Four members of a dissident Muslim group today charged they are being denied access to the Washington Islamic Center mosque because of racial or national discrimination and said they will seek relief from the District's Office of Human Rights.
Meanwhile, the center's board of governors, in an attempt to quell the dissidents' ongoing challenge to the board's authority at the center, is seeking a Superior Court injunction preventing 50 individuals who are alleged to be members of the dissident group from entering the center.
The board also is suing the dissident group for $170,000 for damages the dissidents allegedly caused at the center while it was under their control and for another $170,000 in punitive damages.
These actions are part of a three-year-old struggle for control of the Islamic Center. The dispute, an outgrowth of conflicting tendencies in the Moslem world, has prevented the normal functioning of the 35-year-old landmark on Massachusetts Avenue's Embassy Row.
The mosque's governing board is made up of the 29 ambassadors to Washington from Islamic countries that pay for the center's operations and upkeep. The ambassadors say they constitute the rightful authority in the center and can appoint its staff and religious leader.
But in 1980 a group including both foreigners and Americans challenged the board's authority, saying the ambassadors were Moslem "deviationists" who did not live according to the rules of the Koran. The group, whose leader is a 31-year-old American named Mohammad Asi, gradually took control of the center.
In March, special police hired by the board, armed with a U.S. Superior Court order recognizing the board as the legal owner of the mosque, forcibly ejected Asi from the center and regained control of the building. On July 15, dissidents returned to the mosque during services and were ejected by police. Since then, the center's special police have been screening worshipers at the gate to keep out the dissidents.
The four people who said they are filing a complaint with the Office of Human Rights are A. Hakim Qawiyy, an American; Aisha Mohammed, from Trinidad; Muhammad Siddiqui, from Grenada; and Massoumeh Roghani, from Iran. All denied ever trying to "interfere with a religious service at the mosque," the complaint said.
Their complaint alleges that the board of governors has "systematically and deliberately prohibited numerous Moslems from entering the mosque to participate in religious services."
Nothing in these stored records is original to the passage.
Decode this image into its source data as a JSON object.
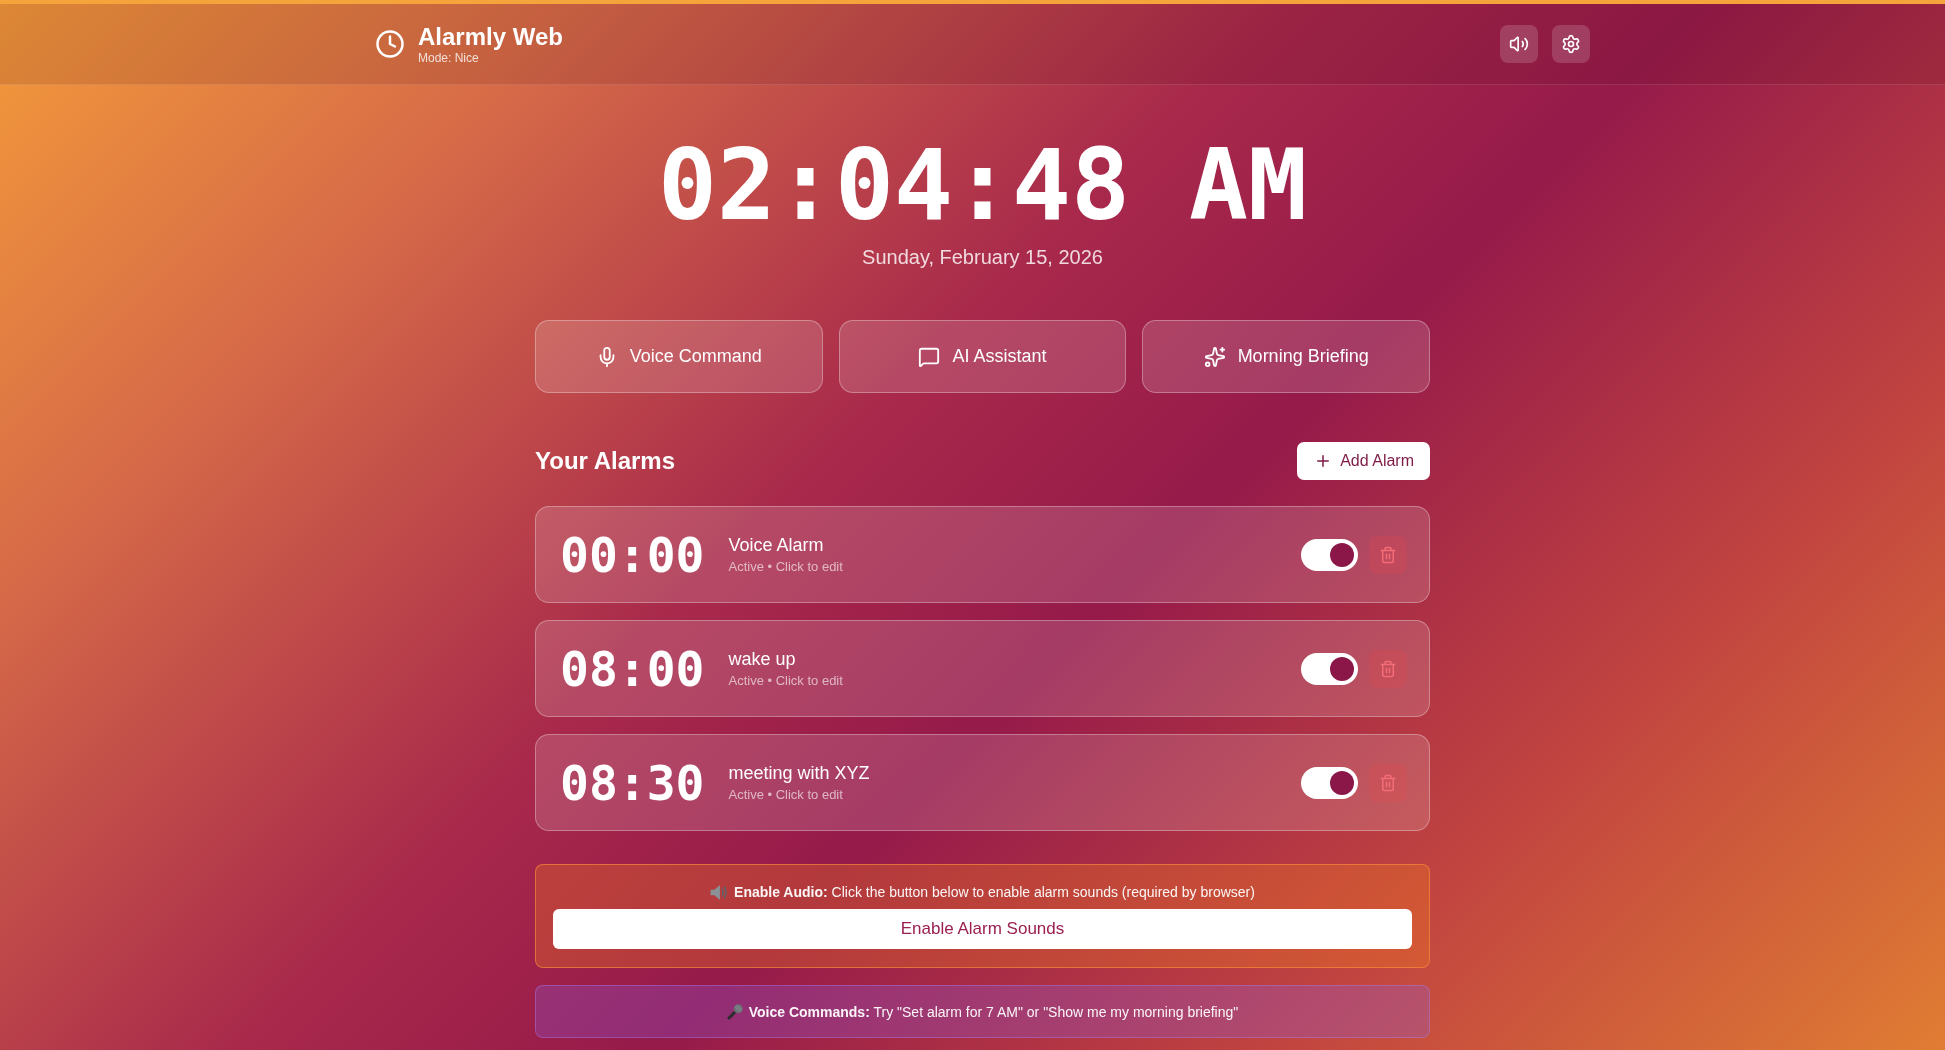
{
  "header": {
    "title": "Alarmly Web",
    "subtitle": "Mode: Nice"
  },
  "clock": {
    "time": "02:04:48 AM",
    "date": "Sunday, February 15, 2026"
  },
  "actions": [
    {
      "kind": "voice",
      "label": "Voice Command"
    },
    {
      "kind": "chat",
      "label": "AI Assistant"
    },
    {
      "kind": "briefing",
      "label": "Morning Briefing"
    }
  ],
  "alarms_section": {
    "title": "Your Alarms",
    "add_button": "Add Alarm"
  },
  "alarms": [
    {
      "time": "00:00",
      "label": "Voice Alarm",
      "status": "Active • Click to edit",
      "on": true
    },
    {
      "time": "08:00",
      "label": "wake up",
      "status": "Active • Click to edit",
      "on": true
    },
    {
      "time": "08:30",
      "label": "meeting with XYZ",
      "status": "Active • Click to edit",
      "on": true
    }
  ],
  "audio_notice": {
    "text": "**Enable Audio:** Click the button below to enable alarm sounds (required by browser)",
    "button": "Enable Alarm Sounds"
  },
  "voice_tip": {
    "text": "**Voice Commands:** Try \"Set alarm for 7 AM\" or \"Show me my morning briefing\""
  }
}
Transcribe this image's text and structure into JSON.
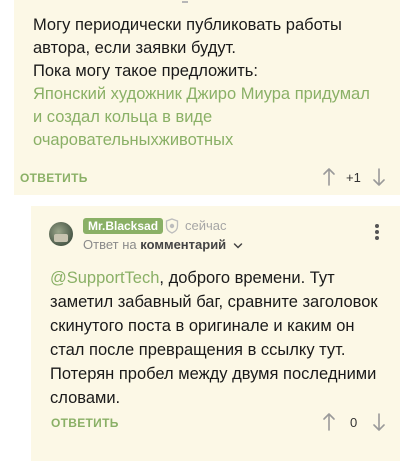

Among those excluded have been "black persons from other countries in the world due to the fact that they are black; Iranians, due to their national origin . . . and Muslims who allegedly hold a specific or general political belief . . . contrary to the political view of the members of the Board of Governors . . . and persons who have been dressed casually or informally," the complaint states.
"Our sisters and brothers have today called upon the Office of Human Rights to halt this repressive conduct by the Board of Governors who have attempted to convert the mosque of the Muslims of this community into a country club for the privileged few," said Asi, whose group has complained that events at the mosque are a violation of religious freedom.
Their attorneys told reporters the complaint was filed yesterday, but a spokesman for the Office of Human Rights said he could not confirm receipt of an official complaint.
Qawiyy, one of the four complaintants, is listed among the 50 persons the board of governors has asked the court to prevent from going to the mosque. Asi and Bahram Nahidian, a vocal supporter of Iran's Islamic revolution, are also among the 50, who the board says "attempted to enter the mosque for the purpose of disrupting the religious services being held there" on July 15, and who the board contends will continue such disruptions if they are allowed to enter again.
The board's suit also alleges that the group "refuses to recognize the authority of the Board of Governors to manage the Center," including its authority to appoint a director and a religious leader for the mosque. The board also asked that the dissidents be ordered not to use the name "The Islamic Center" in its publications.